Pear problem



Hi
I have two pear trees. Every year the fruits turns yellow and no edible.
I have no idea what kind of pear is it and what to do
Can anyone advise?

4 Likes

Both pictures are pawpaw trees or fruit. I saved the first image to zoom in and those are pawpaw branches, buds, & fruit, al-together.

You eat them when they’re begin falling.

5 Likes

Where are you located?

1 Like

westchester NY

Wow. I also scan it to an app and it was telling me Paw Paw. But I’ve been told it’s a pear tree before.
Anyways. No matter when I picked them up or store them they were hard as a rock and not edible

These are their flowers. I don’t think it’s paw paw

6 Likes

That right there is the strangest-looking thing I’ve seen. It looks in the Rosacea family but looks like a Stewartia.

I am thinking some form of cydonia oblonga (Quince).

I’m pretty sure that’s what you have. Edible for sure. But some you have to go to great lengths to eat.

(Even flowering quince fruit are edible. I have 4 ounces of jelly to prove it…just
waiting for the right occasion I guess to open it.)

4 Likes

Wow! You are the best. You probably right! I’m reading about it and looking at pictures
All these years that I threw away the fruits.
I’m reading it is hard
So probably only good for cooking

2 Likes

Some you can eat if they get to ripen a few weeks after picking, or if you slice them real thin with a knife. But, baking in some manner, or cooking is probably how they are most consumed. I have very limited experience with them actually. But if I spot one I usually know it’s not a pear or apple.

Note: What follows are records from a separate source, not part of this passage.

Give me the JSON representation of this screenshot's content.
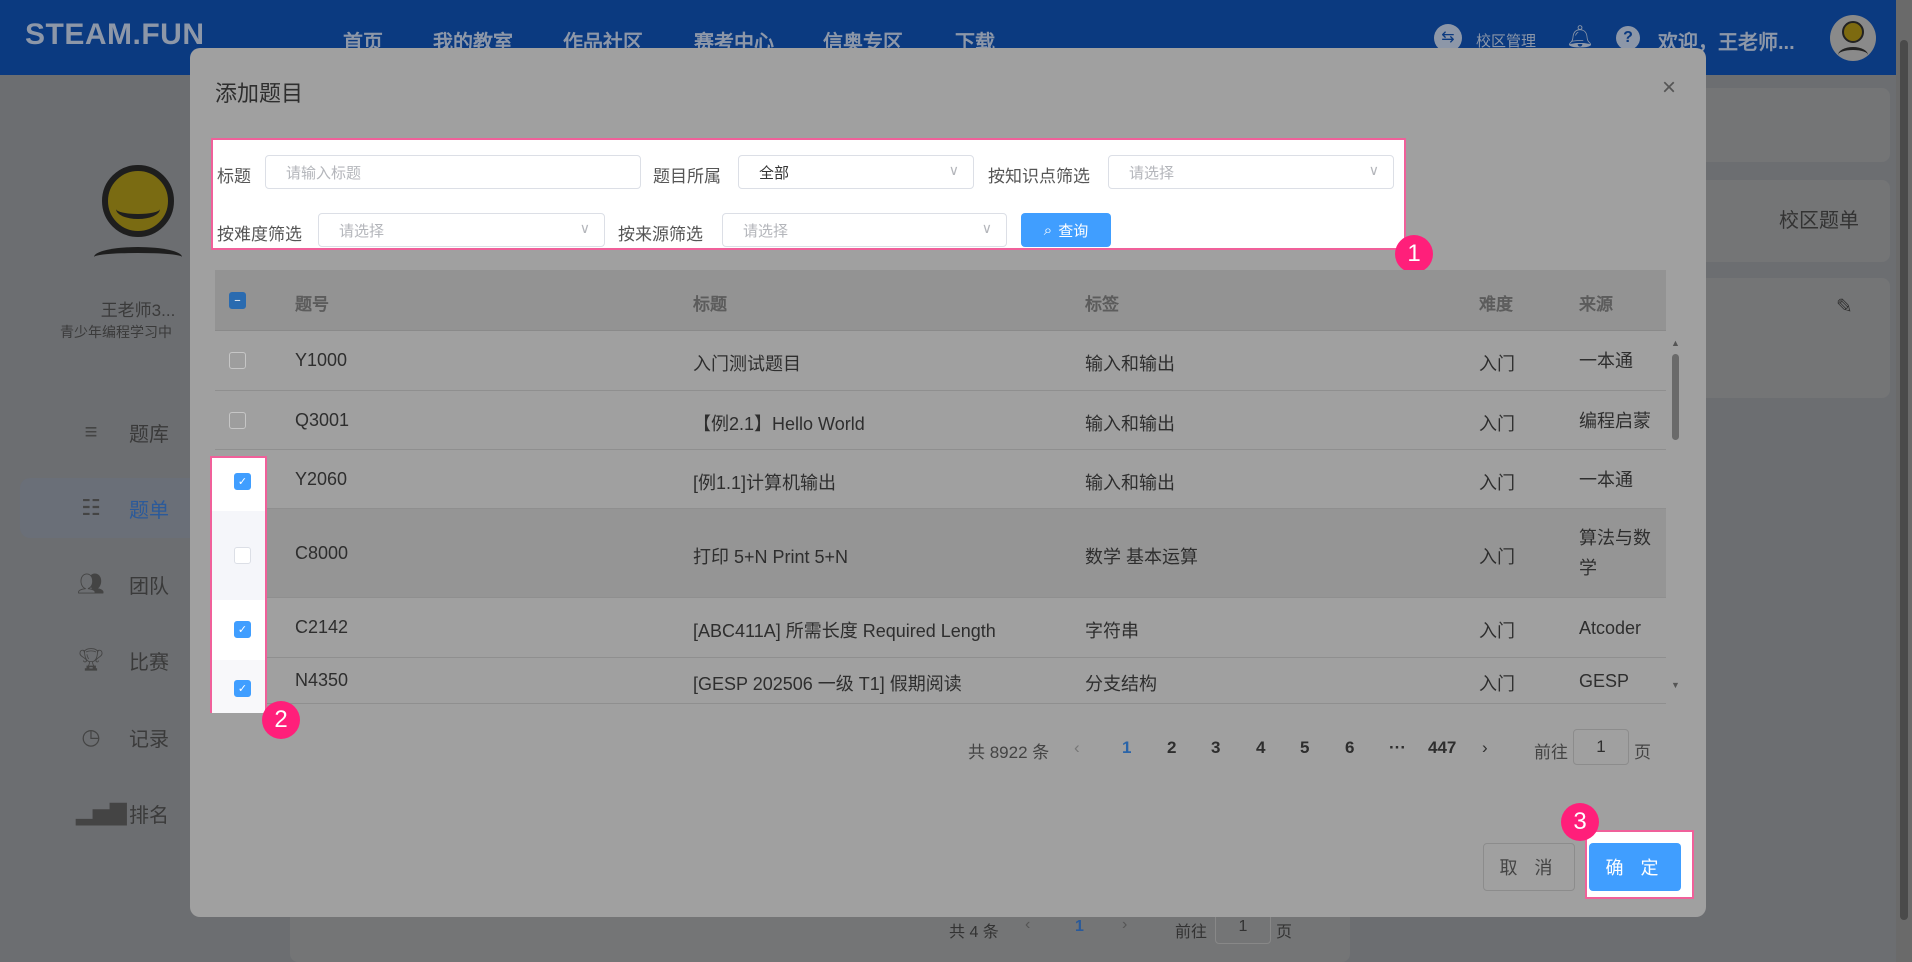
{
  "header": {
    "logo": "STEAM.FUN",
    "nav": [
      "首页",
      "我的教室",
      "作品社区",
      "赛考中心",
      "信奥专区",
      "下载"
    ],
    "campus_admin": "校区管理",
    "welcome": "欢迎，王老师..."
  },
  "sidebar": {
    "name": "王老师3...",
    "subtitle": "青少年编程学习中",
    "items": [
      {
        "label": "题库",
        "icon": "edit-list-icon"
      },
      {
        "label": "题单",
        "icon": "clipboard-list-icon"
      },
      {
        "label": "团队",
        "icon": "users-icon"
      },
      {
        "label": "比赛",
        "icon": "trophy-icon"
      },
      {
        "label": "记录",
        "icon": "clock-icon"
      },
      {
        "label": "排名",
        "icon": "bar-chart-icon"
      }
    ],
    "active": "题单"
  },
  "background": {
    "campus_list": "校区题单",
    "pagination": {
      "total": "共 4 条",
      "current": "1",
      "goto": "前往",
      "goto_value": "1",
      "page_suffix": "页"
    }
  },
  "modal": {
    "title": "添加题目",
    "filters": {
      "title_label": "标题",
      "title_placeholder": "请输入标题",
      "belong_label": "题目所属",
      "belong_value": "全部",
      "knowledge_label": "按知识点筛选",
      "knowledge_placeholder": "请选择",
      "difficulty_label": "按难度筛选",
      "difficulty_placeholder": "请选择",
      "source_label": "按来源筛选",
      "source_placeholder": "请选择",
      "search_button": "查询"
    },
    "table": {
      "columns": [
        "题号",
        "标题",
        "标签",
        "难度",
        "来源"
      ],
      "rows": [
        {
          "id": "Y1000",
          "title": "入门测试题目",
          "tags": "输入和输出",
          "difficulty": "入门",
          "source": "一本通",
          "checked": false
        },
        {
          "id": "Q3001",
          "title": "【例2.1】Hello World",
          "tags": "输入和输出",
          "difficulty": "入门",
          "source": "编程启蒙",
          "checked": false
        },
        {
          "id": "Y2060",
          "title": "[例1.1]计算机输出",
          "tags": "输入和输出",
          "difficulty": "入门",
          "source": "一本通",
          "checked": true
        },
        {
          "id": "C8000",
          "title": "打印 5+N Print 5+N",
          "tags": "数学 基本运算",
          "difficulty": "入门",
          "source": "算法与数学",
          "checked": false
        },
        {
          "id": "C2142",
          "title": "[ABC411A] 所需长度 Required Length",
          "tags": "字符串",
          "difficulty": "入门",
          "source": "Atcoder",
          "checked": true
        },
        {
          "id": "N4350",
          "title": "[GESP 202506 一级 T1] 假期阅读",
          "tags": "分支结构",
          "difficulty": "入门",
          "source": "GESP",
          "checked": true
        }
      ]
    },
    "pagination": {
      "total": "共 8922 条",
      "pages": [
        "1",
        "2",
        "3",
        "4",
        "5",
        "6",
        "···",
        "447"
      ],
      "current": "1",
      "goto": "前往",
      "goto_value": "1",
      "page_suffix": "页"
    },
    "cancel": "取 消",
    "confirm": "确 定"
  },
  "annotations": [
    "1",
    "2",
    "3"
  ],
  "colors": {
    "accent": "#409eff",
    "annotation": "#ff1f7a",
    "header": "#0b3a80"
  }
}
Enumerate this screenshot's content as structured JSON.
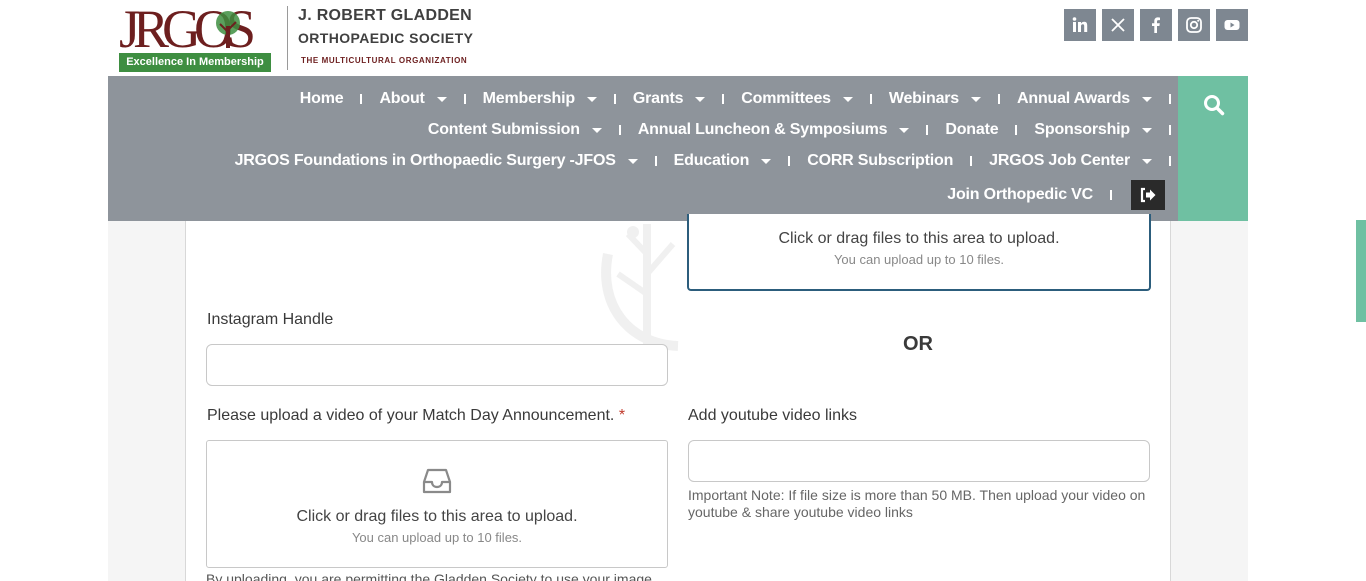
{
  "brand": {
    "logo_letters": "JRGOS",
    "logo_tagline": "Excellence In Membership",
    "name_line1": "J. ROBERT GLADDEN",
    "name_line2": "ORTHOPAEDIC SOCIETY",
    "name_line3": "THE MULTICULTURAL ORGANIZATION",
    "colors": {
      "maroon": "#6d1f1f",
      "green": "#3e8e41",
      "nav_gray": "#8e949b",
      "accent_green": "#6fc0a2"
    }
  },
  "social": [
    {
      "name": "linkedin",
      "label": "in"
    },
    {
      "name": "x-twitter",
      "label": "X"
    },
    {
      "name": "facebook",
      "label": "f"
    },
    {
      "name": "instagram",
      "label": "ig"
    },
    {
      "name": "youtube",
      "label": "yt"
    }
  ],
  "nav": {
    "row1": [
      {
        "label": "Home",
        "dropdown": false
      },
      {
        "label": "About",
        "dropdown": true
      },
      {
        "label": "Membership",
        "dropdown": true
      },
      {
        "label": "Grants",
        "dropdown": true
      },
      {
        "label": "Committees",
        "dropdown": true
      },
      {
        "label": "Webinars",
        "dropdown": true
      },
      {
        "label": "Annual Awards",
        "dropdown": true
      }
    ],
    "row2": [
      {
        "label": "Content Submission",
        "dropdown": true
      },
      {
        "label": "Annual Luncheon & Symposiums",
        "dropdown": true
      },
      {
        "label": "Donate",
        "dropdown": false
      },
      {
        "label": "Sponsorship",
        "dropdown": true
      }
    ],
    "row3": [
      {
        "label": "JRGOS Foundations in Orthopaedic Surgery -JFOS",
        "dropdown": true
      },
      {
        "label": "Education",
        "dropdown": true
      },
      {
        "label": "CORR Subscription",
        "dropdown": false
      },
      {
        "label": "JRGOS Job Center",
        "dropdown": true
      }
    ],
    "row4": [
      {
        "label": "Join Orthopedic VC",
        "dropdown": false
      }
    ]
  },
  "form": {
    "top_upload": {
      "main": "Click or drag files to this area to upload.",
      "sub": "You can upload up to 10 files."
    },
    "instagram_label": "Instagram Handle",
    "instagram_value": "",
    "or_text": "OR",
    "video_label": "Please upload a video of your Match Day Announcement.",
    "required_mark": "*",
    "video_upload": {
      "main": "Click or drag files to this area to upload.",
      "sub": "You can upload up to 10 files."
    },
    "youtube_label": "Add youtube video links",
    "youtube_value": "",
    "youtube_note": "Important Note: If file size is more than 50 MB. Then upload your video on youtube & share youtube video links",
    "consent_text": "By uploading, you are permitting the Gladden Society to use your image"
  }
}
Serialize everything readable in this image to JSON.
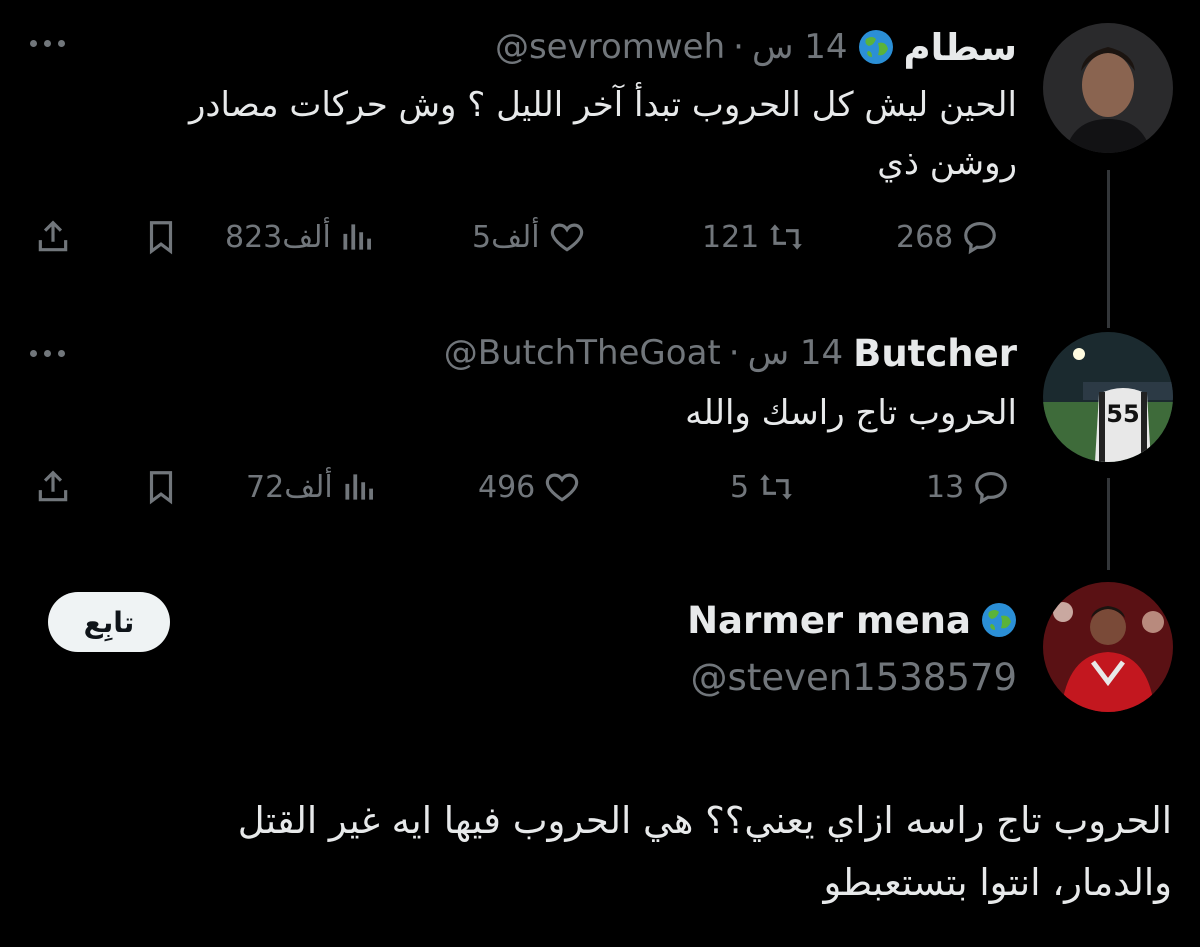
{
  "tweets": [
    {
      "name": "سطام",
      "handle": "@sevromweh",
      "time": "14 س",
      "text_line1": "الحين ليش كل الحروب تبدأ آخر الليل ؟ وش حركات مصادر",
      "text_line2": "روشن ذي",
      "replies": "268",
      "retweets": "121",
      "likes": "5ألف",
      "views": "823ألف"
    },
    {
      "name": "Butcher",
      "handle": "@ButchTheGoat",
      "time": "14 س",
      "text_line1": "الحروب تاج راسك والله",
      "replies": "13",
      "retweets": "5",
      "likes": "496",
      "views": "72ألف"
    }
  ],
  "main_tweet": {
    "name": "Narmer mena",
    "handle": "@steven1538579",
    "follow_label": "تابِع",
    "text_line1": "الحروب تاج راسه ازاي يعني؟؟ هي الحروب فيها ايه غير القتل",
    "text_line2": "والدمار، انتوا بتستعبطو"
  },
  "avatar2_jersey": "55",
  "icons": [
    "more-icon",
    "globe-icon",
    "reply-icon",
    "retweet-icon",
    "like-icon",
    "views-icon",
    "bookmark-icon",
    "share-icon"
  ],
  "colors": {
    "background": "#000000",
    "text": "#e7e9ea",
    "muted": "#71767b",
    "button_bg": "#eff3f4"
  }
}
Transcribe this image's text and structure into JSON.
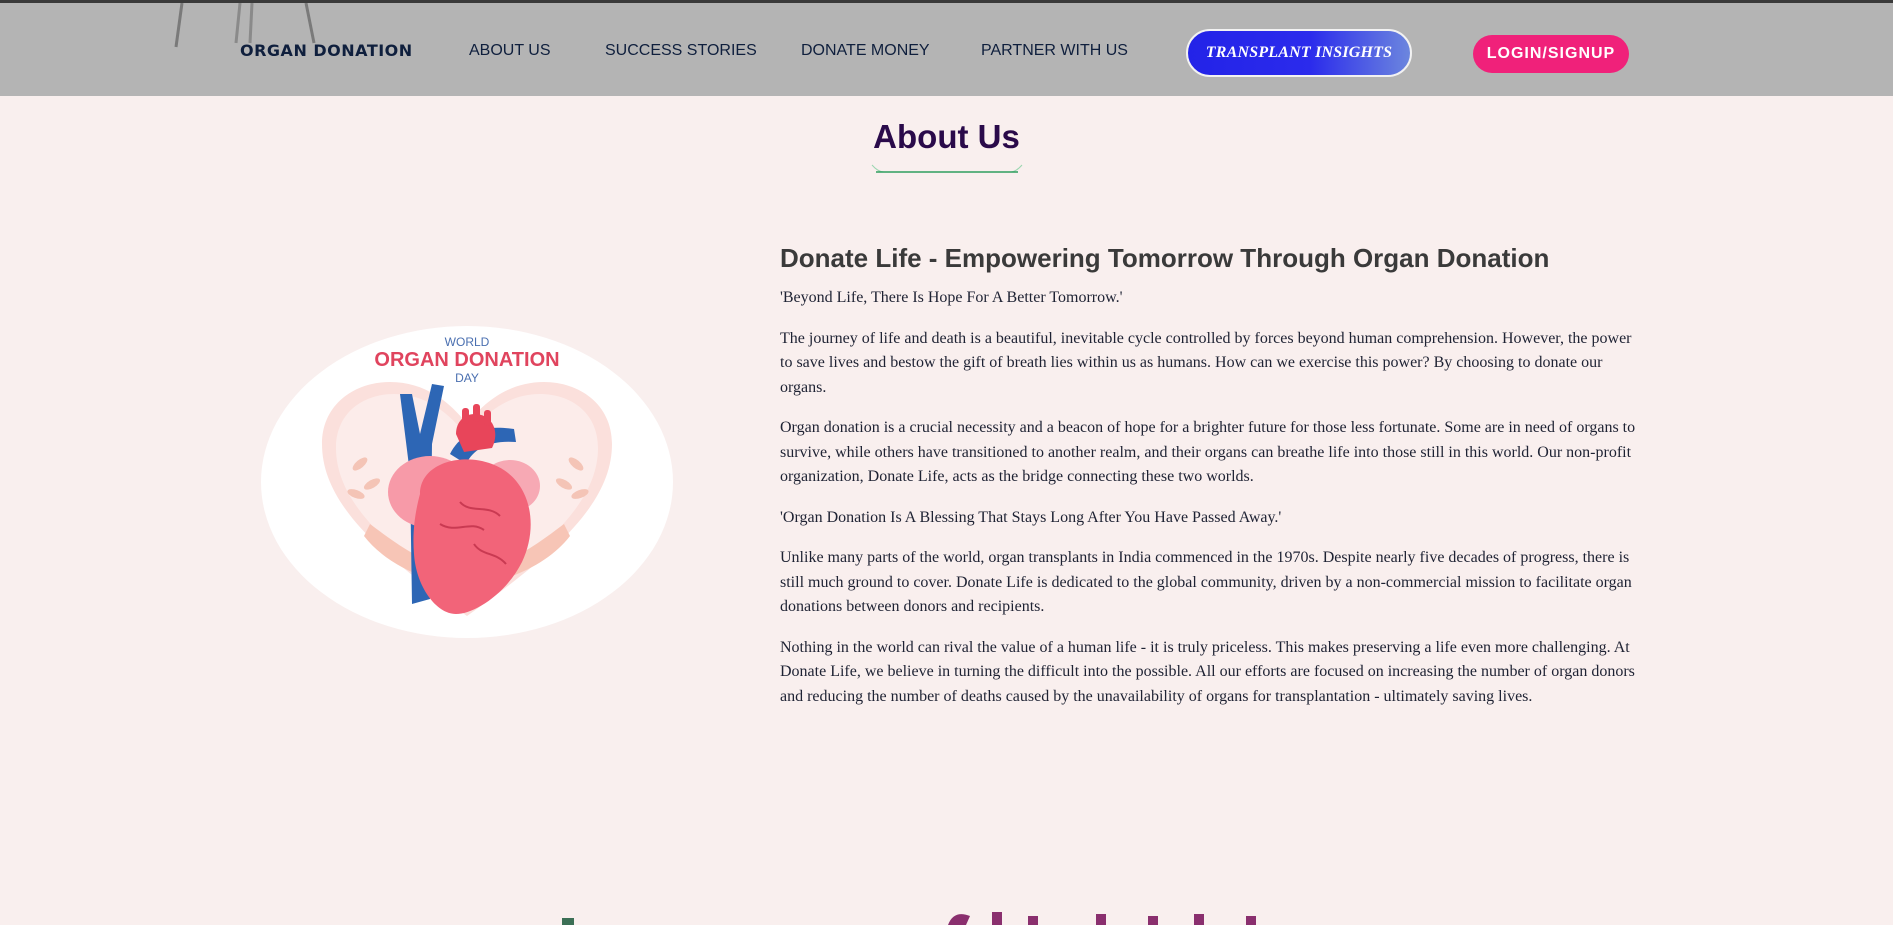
{
  "nav": {
    "logo": "ORGAN DONATION",
    "links": [
      "ABOUT US",
      "SUCCESS STORIES",
      "DONATE MONEY",
      "PARTNER WITH US"
    ],
    "insights_label": "TRANSPLANT INSIGHTS",
    "login_label": "LOGIN/SIGNUP"
  },
  "colors": {
    "nav_bg": "#b4b4b4",
    "page_bg": "#f9efee",
    "insights_gradient": [
      "#2323e8",
      "#6c86de"
    ],
    "login_bg": "#f0217a",
    "title": "#2a0a4a"
  },
  "section": {
    "title": "About Us"
  },
  "illustration": {
    "line1": "WORLD",
    "line2": "ORGAN DONATION",
    "line3": "DAY"
  },
  "about": {
    "heading": "Donate Life - Empowering Tomorrow Through Organ Donation",
    "paragraphs": [
      "'Beyond Life, There Is Hope For A Better Tomorrow.'",
      "The journey of life and death is a beautiful, inevitable cycle controlled by forces beyond human comprehension. However, the power to save lives and bestow the gift of breath lies within us as humans. How can we exercise this power? By choosing to donate our organs.",
      "Organ donation is a crucial necessity and a beacon of hope for a brighter future for those less fortunate. Some are in need of organs to survive, while others have transitioned to another realm, and their organs can breathe life into those still in this world. Our non-profit organization, Donate Life, acts as the bridge connecting these two worlds.",
      "'Organ Donation Is A Blessing That Stays Long After You Have Passed Away.'",
      "Unlike many parts of the world, organ transplants in India commenced in the 1970s. Despite nearly five decades of progress, there is still much ground to cover. Donate Life is dedicated to the global community, driven by a non-commercial mission to facilitate organ donations between donors and recipients.",
      "Nothing in the world can rival the value of a human life - it is truly priceless. This makes preserving a life even more challenging. At Donate Life, we believe in turning the difficult into the possible. All our efforts are focused on increasing the number of organ donors and reducing the number of deaths caused by the unavailability of organs for transplantation - ultimately saving lives."
    ]
  }
}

2 Likes

Thank you so much! Finally after so many years you helped me find out what is it. I appreciate it

2 Likes

Yes that is a quince. It is a pretty odd one being so long and thin and not fuzzy.

I would wait until they are very yellow and see if they are more edible. My quince are just getting edible now. Still I don’t eat them raw I cook with them. They are a great addition to apple sauce.

4 Likes

I think it’s not cydonia oblonga aka (fruiting)Quince but rather
Psuedocydonia sinesis aka Chinese quince

4 Likes

Jesse beat me to the punch. It’s Pseudocydonia sinensis.
I’ve grown it here twice, and lost it to fireblight, both times, once it got old enough to bloom. Pretty spring blossoms, good red-orange fall leaf color, handsome exfoliating bark - some rival some of the crape myrtles and eucalyptus for beauty of bark.

image

Since mine never lived to make fruit, I have no experience (within the last 40 years) with it as an edible or culinary fruit, but presume that you could use it in a manner similar to Chaenomeles fruit… or even some of the Cydonia quinces.
As far as I know they’re all seed-grown; I’m unaware of any named ‘cultivars’ .

2 Likes

Thank you so much for that information

I think it’s Pseudocydonia. Because it looks exactly like the pictures you sent. I hope they are edible

Any idea how can I pick them The trees are too tall. Also. When is the right time to do so. They are still not yellow.

1 Like

@Liron

If the tree is 30 feet tall here is one way https://www.amazon.com/DocaPole-Fruit-Picker-Extension-Twist/dp/B07KBJB9C8/ref=mp_s_a_1_1_sspa?crid=2E4GODW24BHNW&keywords=extendable+fruit+picking+pole&qid=1665095267&qu=eyJxc2MiOiIzLjk2IiwicXNhIjoiMy4zNiIsInFzcCI6IjMuMjUifQ%3D%3D&sprefix=picking+pole+%2Caps%2C353&sr=8-1-spons&psc=1 . Im not sure what size you need but there are many sizes.

If some are dropping or if they come off in your hand easily if you tilt them up they should be ripe. Once you pick them they should finish ripening inside.

1 Like

Finish ripening inside means I after I picked them I should wait until they change color to yellow? Is that ok to cook them when they are still green?

1 Like

@Liron

Once fruit ripens it typically turns color and softens. It can take days or weeks to ripen.

1 Like